U.S. Classification342/450, 342/465
International ClassificationG01S19/11, G01S5/02
Cooperative ClassificationG01S5/02
European ClassificationG01S5/02
Legal Events
DateCodeEventDescription
Aug 15, 2006FPExpired due to failure to pay maintenance fee
Effective date: 20060618
Jun 19, 2006LAPSLapse for failure to pay maintenance fees
Jan 4, 2006REMIMaintenance fee reminder mailed
Jan 28, 2003CCCertificate of correction
Aug 7, 2000ASAssignment
Owner name: LOCKHEED MARTIN CORPORATION, MARYLAND
Free format text: ASSIGNMENT OF ASSIGNORS INTEREST;ASSIGNORS:MINTER, THOMAS C.;REICHERT, ROBERT S.;KALLAUS, RICHARD A.;REEL/FRAME:011119/0656

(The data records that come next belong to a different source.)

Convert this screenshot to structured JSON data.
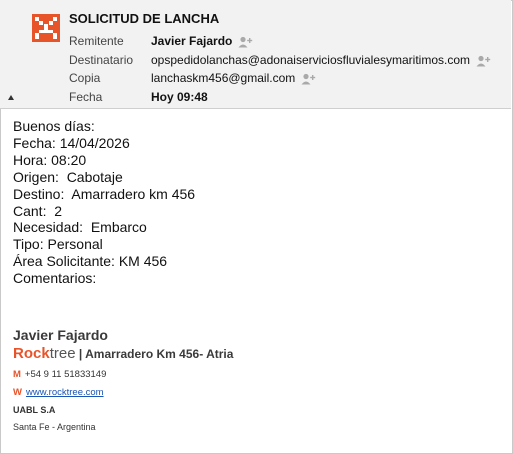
{
  "message": {
    "subject": "SOLICITUD DE LANCHA",
    "fields": [
      {
        "label": "Remitente",
        "value": "Javier Fajardo"
      },
      {
        "label": "Destinatario",
        "value": "opspedidolanchas@adonaiserviciosfluvialesymaritimos.com"
      },
      {
        "label": "Copia",
        "value": "lanchaskm456@gmail.com"
      },
      {
        "label": "Fecha",
        "value": "Hoy 09:48"
      }
    ],
    "icons": {
      "logo": "sender-logo-icon",
      "contact": "add-contact-icon",
      "collapse": "collapse-arrow-icon"
    },
    "accent_color": "#e8542a"
  },
  "body": {
    "lines": [
      "Buenos días:",
      "Fecha: 14/04/2026",
      "Hora: 08:20",
      "Origen:  Cabotaje",
      "Destino:  Amarradero km 456",
      "Cant:  2",
      "Necesidad:  Embarco",
      "Tipo: Personal",
      "Área Solicitante: KM 456",
      "Comentarios:"
    ]
  },
  "signature": {
    "name": "Javier Fajardo",
    "brand_rock": "Rock",
    "brand_tree": "tree",
    "separator": " | ",
    "branch": "Amarradero Km 456- Atria",
    "phone_key": "M",
    "phone": "+54 9 11 51833149",
    "web_key": "W",
    "web": "www.rocktree.com",
    "company": "UABL S.A",
    "location": "Santa Fe - Argentina"
  }
}
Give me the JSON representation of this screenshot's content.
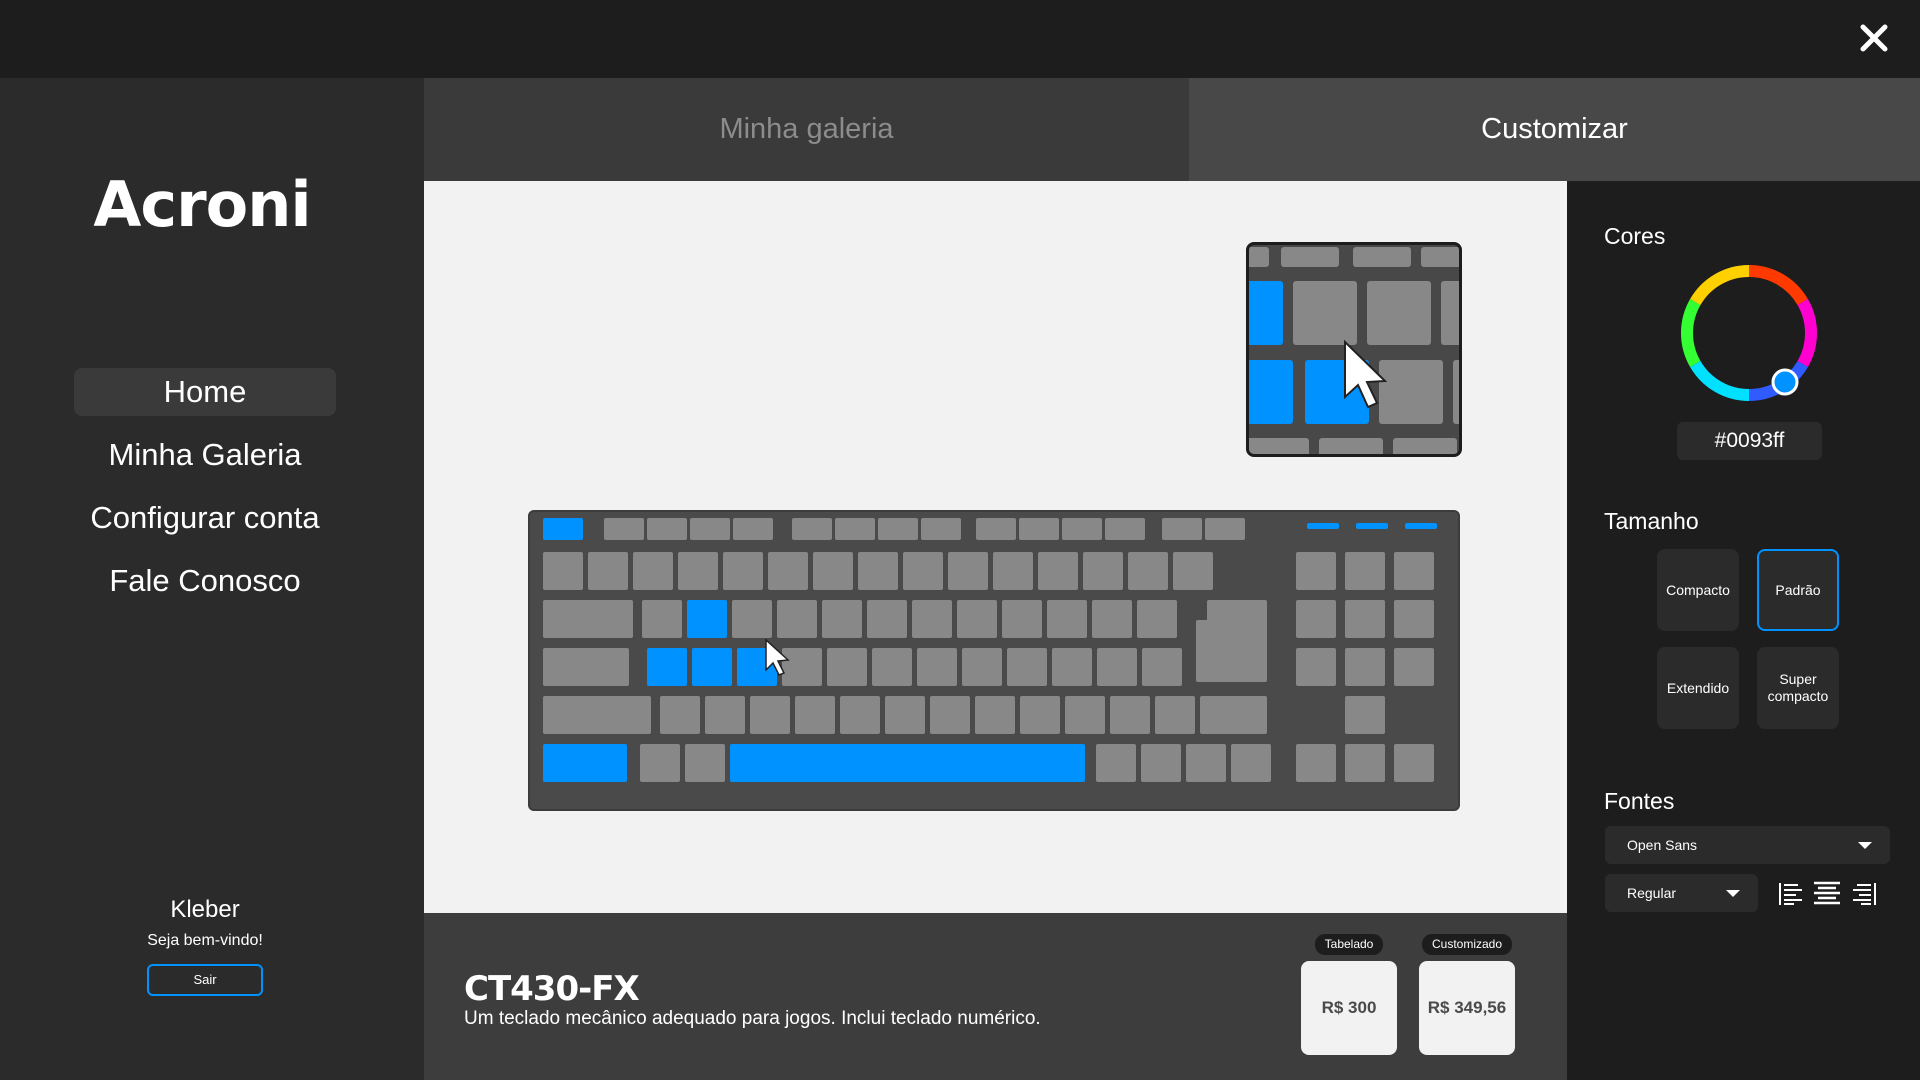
{
  "app": {
    "logo": "Acroni",
    "close_icon": "close-icon"
  },
  "sidebar": {
    "items": [
      {
        "label": "Home",
        "active": true
      },
      {
        "label": "Minha Galeria",
        "active": false
      },
      {
        "label": "Configurar conta",
        "active": false
      },
      {
        "label": "Fale Conosco",
        "active": false
      }
    ],
    "user": {
      "name": "Kleber",
      "welcome": "Seja bem-vindo!",
      "logout_label": "Sair"
    }
  },
  "tabs": [
    {
      "label": "Minha galeria",
      "active": false
    },
    {
      "label": "Customizar",
      "active": true
    }
  ],
  "product": {
    "name": "CT430-FX",
    "description": "Um teclado mecânico adequado para jogos. Inclui teclado numérico.",
    "prices": [
      {
        "tag": "Tabelado",
        "value": "R$ 300"
      },
      {
        "tag": "Customizado",
        "value": "R$ 349,56"
      }
    ]
  },
  "panel": {
    "colors_title": "Cores",
    "hex_value": "#0093ff",
    "size_title": "Tamanho",
    "sizes": [
      {
        "label": "Compacto",
        "active": false
      },
      {
        "label": "Padrão",
        "active": true
      },
      {
        "label": "Extendido",
        "active": false
      },
      {
        "label": "Super compacto",
        "active": false
      }
    ],
    "fonts_title": "Fontes",
    "font_family": "Open Sans",
    "font_weight": "Regular",
    "align_icons": [
      "align-left-icon",
      "align-center-icon",
      "align-right-icon"
    ]
  },
  "colors": {
    "accent": "#0093ff",
    "key_default": "#888888",
    "keyboard_body": "#4a4a4a",
    "canvas_bg": "#f2f2f2"
  }
}
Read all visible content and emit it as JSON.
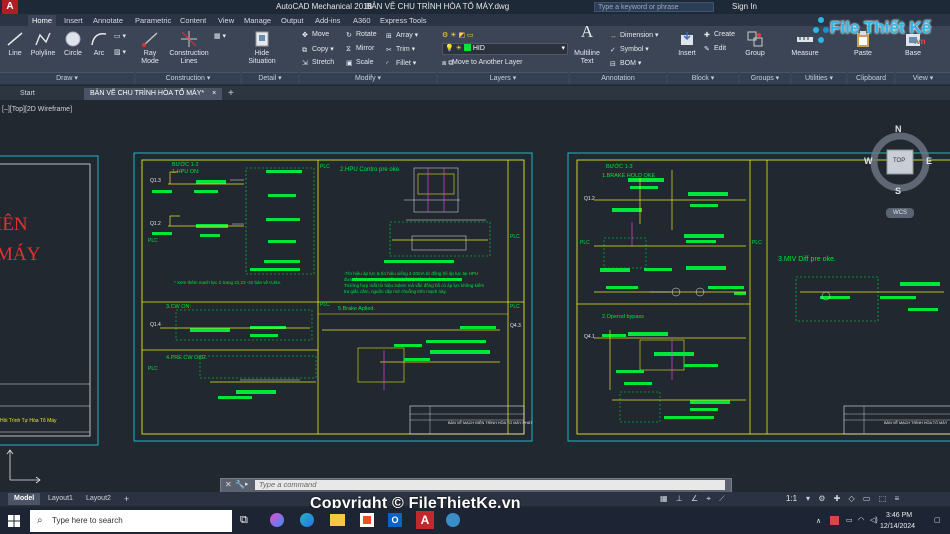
{
  "titlebar": {
    "app": "AutoCAD Mechanical 2018",
    "file": "BẢN VẼ CHU TRÌNH HÒA TỔ MÁY.dwg",
    "search_placeholder": "Type a keyword or phrase",
    "sign_in": "Sign In"
  },
  "ribbon_tabs": [
    "Home",
    "Insert",
    "Annotate",
    "Parametric",
    "Content",
    "View",
    "Manage",
    "Output",
    "Add-ins",
    "A360",
    "Express Tools"
  ],
  "draw": {
    "line": "Line",
    "polyline": "Polyline",
    "circle": "Circle",
    "arc": "Arc",
    "panel": "Draw ▾"
  },
  "construction": {
    "ray": "Ray",
    "mode": "Mode",
    "lines": "Construction Lines",
    "panel": "Construction ▾"
  },
  "detail": {
    "hide": "Hide Situation",
    "panel": "Detail ▾"
  },
  "modify": {
    "move": "Move",
    "rotate": "Rotate",
    "array": "Array",
    "copy": "Copy",
    "mirror": "Mirror",
    "trim": "Trim",
    "stretch": "Stretch",
    "scale": "Scale",
    "fillet": "Fillet",
    "panel": "Modify ▾"
  },
  "layers": {
    "current": "HID",
    "move_to": "Move to Another Layer",
    "panel": "Layers ▾"
  },
  "annotation": {
    "multiline": "Multiline Text",
    "dimension": "Dimension",
    "symbol": "Symbol",
    "bom": "BOM",
    "panel": "Annotation"
  },
  "block": {
    "insert": "Insert",
    "create": "Create",
    "edit": "Edit",
    "panel": "Block ▾"
  },
  "groups": {
    "group": "Group",
    "panel": "Groups ▾"
  },
  "utilities": {
    "measure": "Measure",
    "panel": "Utilities ▾"
  },
  "clipboard": {
    "paste": "Paste",
    "panel": "Clipboard"
  },
  "view": {
    "base": "Base",
    "panel": "View ▾"
  },
  "logo": {
    "text": "File Thiết Kế",
    "suffix": ".vn"
  },
  "doc_tabs": {
    "start": "Start",
    "drawing": "BẢN VẼ CHU TRÌNH HÒA TỔ MÁY*"
  },
  "viewport_label": "[–][Top][2D Wireframe]",
  "viewcube": {
    "n": "N",
    "s": "S",
    "e": "E",
    "w": "W",
    "top": "TOP",
    "wcs": "WCS"
  },
  "sheet_left": {
    "title1": "IÊN",
    "title2": "MÁY",
    "footer": "Hồi Trình Tự Hòa Tổ Máy"
  },
  "sheet_mid": {
    "step": "BƯỚC 1-2",
    "s1": "1.HPU ON:",
    "s2": "2.HPU Contro pre oke.",
    "s3": "3.CW ON:",
    "s4": "4.PRE CW OKE.",
    "s5": "5.Brake Aplied.",
    "note1": "* Xem thêm mạch lực ở trang 22,23 -32 bản vẽ 0,4kv.",
    "note2": "-Tín hiệu áp lực & tín hiệu xiếng 4-20mA từ đồng hồ áp lực tại HPU",
    "note3": "đưa về PLC,PLC quy đổi và thể hiện lên trên scada.",
    "note4": "Trường hợp mất tín hiệu 2oken mà vẫn đồng hồ có áp lực không kiểm",
    "note5": "tra giắc cắm, nguồn cấp mở chuỗng trên mạch này.",
    "q1": "Q1.3",
    "q2": "Q1.2",
    "q3": "Q1.4",
    "q4": "Q4.3",
    "plc": "PLC",
    "title_block": "BẢN VẼ MẠCH ĐIỆN TRÌNH HÒA TỔ MÁY PHÁT"
  },
  "sheet_right": {
    "step": "BƯỚC 1-3",
    "s1": "1.BRAKE HOLD OKE",
    "s2": "2.Operod bypass",
    "s3": "3.MIV Diff pre oke.",
    "q1": "Q1.2",
    "q2": "Q4.1",
    "plc": "PLC",
    "title_block": "BẢN VẼ MẠCH TRÌNH HÒA TỔ MÁY"
  },
  "command_placeholder": "Type a command",
  "layout_tabs": [
    "Model",
    "Layout1",
    "Layout2"
  ],
  "scale": "1:1",
  "copyright": "Copyright © FileThietKe.vn",
  "taskbar": {
    "search": "Type here to search",
    "time": "3:46 PM",
    "date": "12/14/2024"
  },
  "colors": {
    "green": "#00e63a",
    "yellow": "#e6e61e",
    "cyan": "#1fb8c8",
    "magenta": "#e040e0",
    "canvas": "#212830",
    "ribbon": "#3b4556"
  }
}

Effective date: 20000803
Owner name: LOCKHEED MARTIN CORPORATION 6801 ROCKLEDGE DRIVE B